FHA Short Refinance Program Catching on With Lenders, Borrowers
Six months after the FHA announced its Short Refinance plan, it appears the program is developing traction among 23 lenders willing to follow its guidelines. The New York Times reported in mid March 2011 the following five lenders had restructured 44 loans:
- Wall Street Mortgage Bankers, Lake Success, NY.
- 1st Alliance Lending, East Hartford, CT
- Nationstar Mortgage, Lewisville, TX
- E Mortgage Management, Haddon Township, NJ
- Glacier Bank, Kalispell, MT

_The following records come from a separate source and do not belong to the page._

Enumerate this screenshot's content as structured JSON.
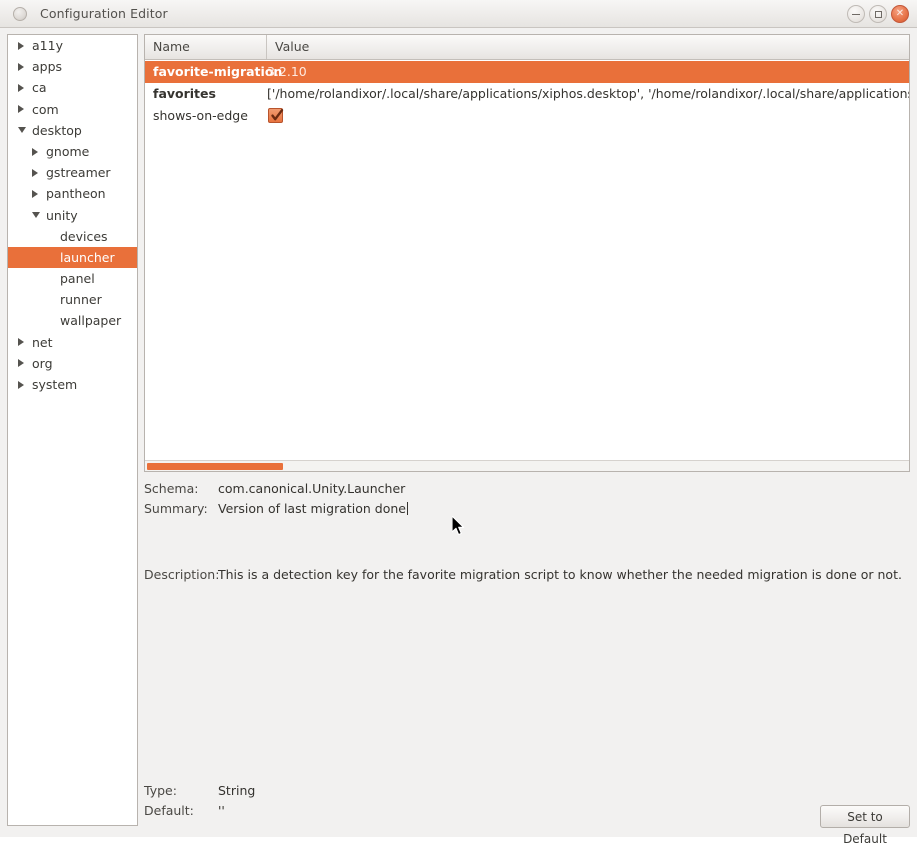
{
  "window": {
    "title": "Configuration Editor",
    "buttons": {
      "minimize": "−",
      "maximize": "□",
      "close": "×"
    }
  },
  "tree": {
    "items": [
      {
        "label": "a11y",
        "depth": 0,
        "arrow": "closed",
        "selected": false
      },
      {
        "label": "apps",
        "depth": 0,
        "arrow": "closed",
        "selected": false
      },
      {
        "label": "ca",
        "depth": 0,
        "arrow": "closed",
        "selected": false
      },
      {
        "label": "com",
        "depth": 0,
        "arrow": "closed",
        "selected": false
      },
      {
        "label": "desktop",
        "depth": 0,
        "arrow": "open",
        "selected": false
      },
      {
        "label": "gnome",
        "depth": 1,
        "arrow": "closed",
        "selected": false
      },
      {
        "label": "gstreamer",
        "depth": 1,
        "arrow": "closed",
        "selected": false
      },
      {
        "label": "pantheon",
        "depth": 1,
        "arrow": "closed",
        "selected": false
      },
      {
        "label": "unity",
        "depth": 1,
        "arrow": "open",
        "selected": false
      },
      {
        "label": "devices",
        "depth": 2,
        "arrow": "none",
        "selected": false
      },
      {
        "label": "launcher",
        "depth": 2,
        "arrow": "none",
        "selected": true
      },
      {
        "label": "panel",
        "depth": 2,
        "arrow": "none",
        "selected": false
      },
      {
        "label": "runner",
        "depth": 2,
        "arrow": "none",
        "selected": false
      },
      {
        "label": "wallpaper",
        "depth": 2,
        "arrow": "none",
        "selected": false
      },
      {
        "label": "net",
        "depth": 0,
        "arrow": "closed",
        "selected": false
      },
      {
        "label": "org",
        "depth": 0,
        "arrow": "closed",
        "selected": false
      },
      {
        "label": "system",
        "depth": 0,
        "arrow": "closed",
        "selected": false
      }
    ]
  },
  "list": {
    "columns": {
      "name": "Name",
      "value": "Value"
    },
    "rows": [
      {
        "name": "favorite-migration",
        "value": "3.2.10",
        "bold": true,
        "selected": true,
        "type": "text"
      },
      {
        "name": "favorites",
        "value": "['/home/rolandixor/.local/share/applications/xiphos.desktop', '/home/rolandixor/.local/share/applications/nautilus-ho",
        "bold": true,
        "selected": false,
        "type": "text"
      },
      {
        "name": "shows-on-edge",
        "value": "",
        "bold": false,
        "selected": false,
        "type": "checkbox",
        "checked": true
      }
    ]
  },
  "detail": {
    "schema_label": "Schema:",
    "schema_value": "com.canonical.Unity.Launcher",
    "summary_label": "Summary:",
    "summary_value": "Version of last migration done",
    "description_label": "Description:",
    "description_value": "This is a detection key for the favorite migration script to know whether the needed migration is done or not.",
    "type_label": "Type:",
    "type_value": "String",
    "default_label": "Default:",
    "default_value": "''",
    "set_to_default_button": "Set to Default"
  },
  "colors": {
    "accent": "#e9703a",
    "window_bg": "#f2f1f0",
    "panel_bg": "#ffffff",
    "text": "#35332f"
  }
}
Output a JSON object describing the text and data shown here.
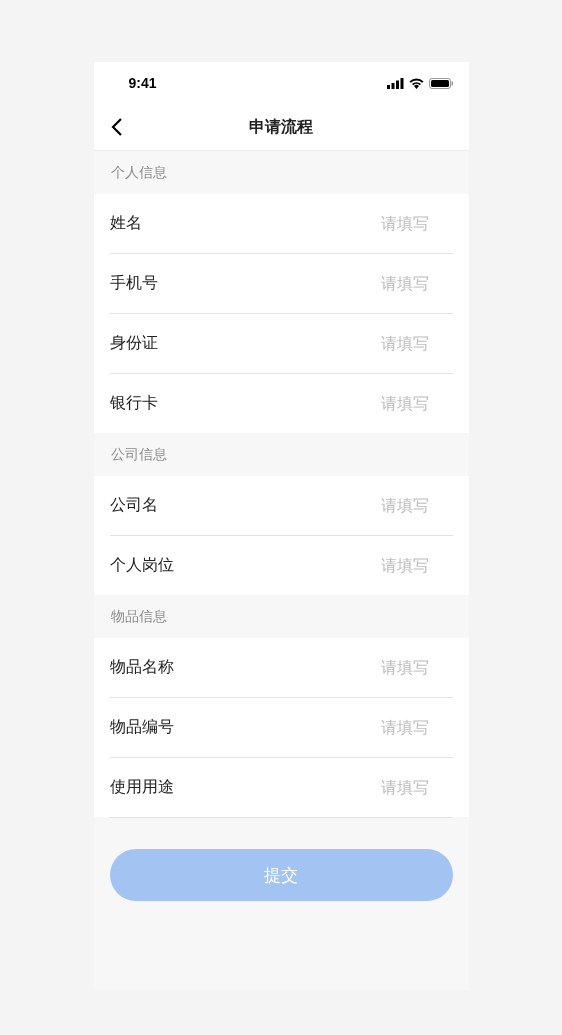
{
  "status_bar": {
    "time": "9:41"
  },
  "nav": {
    "title": "申请流程"
  },
  "sections": [
    {
      "title": "个人信息",
      "fields": [
        {
          "label": "姓名",
          "placeholder": "请填写"
        },
        {
          "label": "手机号",
          "placeholder": "请填写"
        },
        {
          "label": "身份证",
          "placeholder": "请填写"
        },
        {
          "label": "银行卡",
          "placeholder": "请填写"
        }
      ]
    },
    {
      "title": "公司信息",
      "fields": [
        {
          "label": "公司名",
          "placeholder": "请填写"
        },
        {
          "label": "个人岗位",
          "placeholder": "请填写"
        }
      ]
    },
    {
      "title": "物品信息",
      "fields": [
        {
          "label": "物品名称",
          "placeholder": "请填写"
        },
        {
          "label": "物品编号",
          "placeholder": "请填写"
        },
        {
          "label": "使用用途",
          "placeholder": "请填写"
        }
      ]
    }
  ],
  "submit": {
    "label": "提交",
    "disabled": true
  }
}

The FHA has a complete list of FHA qualified lenders, although not all are participating the short refinance program. Notable non-participants in the FHA program are Bank of America, Citibank and JPMorgan Chase. The Times quoted a Bank of America spokesman, who said, "Without the participation of Fannie Mae and Freddie Mac, we don’t believe the program can help a significant number of our borrowers." Wells Fargo and Ally Financial (parent company of G.M.A.C. and Ditech), said they created test programs for the FHA option, and are studying the results.
The Times quoted a Citibank spokesperson who said the bank was “participating in a third-party pilot program along the same lines as the F.H.A. Short Refi program,” but did not provide details.
John Diiorio, the owner of 1st Alliance Lending, said big banks were taking part behind the scenes, by referring homeowners to third-party lenders that could restructure their mortgages. He said 1st Alliance had “several hundred FHA Short Refi” loans in the pipeline.
Because the FHA announced the program in September 2010, and because such loans take three to four months from start to finish, Diiorio said the number of refinanced loans should increase in coming months. He said that, on average, 1st Alliance had negotiated a principal reduction of $86,000 on a $256,000 loan, a 33.5% cut, to $170,000. He said lenders and investors had agreed to reduce principal for only half of the loans 1st Alliance Lending worked on. Diiorio said borrowers pay a slightly higher fixed rate, typically 6% or so, but the financial impact was the same as a 5% rate on a higher-balance loan.
HUD estimated that 500,000 to 1.5 million borrowers could be eligible for the program. Even so, it faces challenges in Congress. In early March 2011 the House of Representatives voted to end it.
Bills.com’s Take on the FHA Short Refinance Program
Under the FHA Short Refinance program, a lender reduces the principal balance on the mortgage. The reduced-balance loan then passes from the private hands of the lender or investor that owns the loan to a loan that is guaranteed by the federal government. Previous government programs attempted to aid those who are behind on their mortgage payments. The FHA Short Refinance Program is targeted to borrowers who are current and can afford their payments, borrowers who could not qualify for the different loan modification programs available.
If you are upside-down or underwater on your mortgage and want to refinance, the FHA Short Refinance Program is a great way to knock-down your principal and pay less in your monthly mortgage payments. Congress is considering cutting the program, so if Fannie Mae or Freddie Mac are not your mortgage investor, call your mortgage servicer to learn if it is participating in the FHA Short Refinance Program. Or, contact one of the lenders mentioned at the top of this article.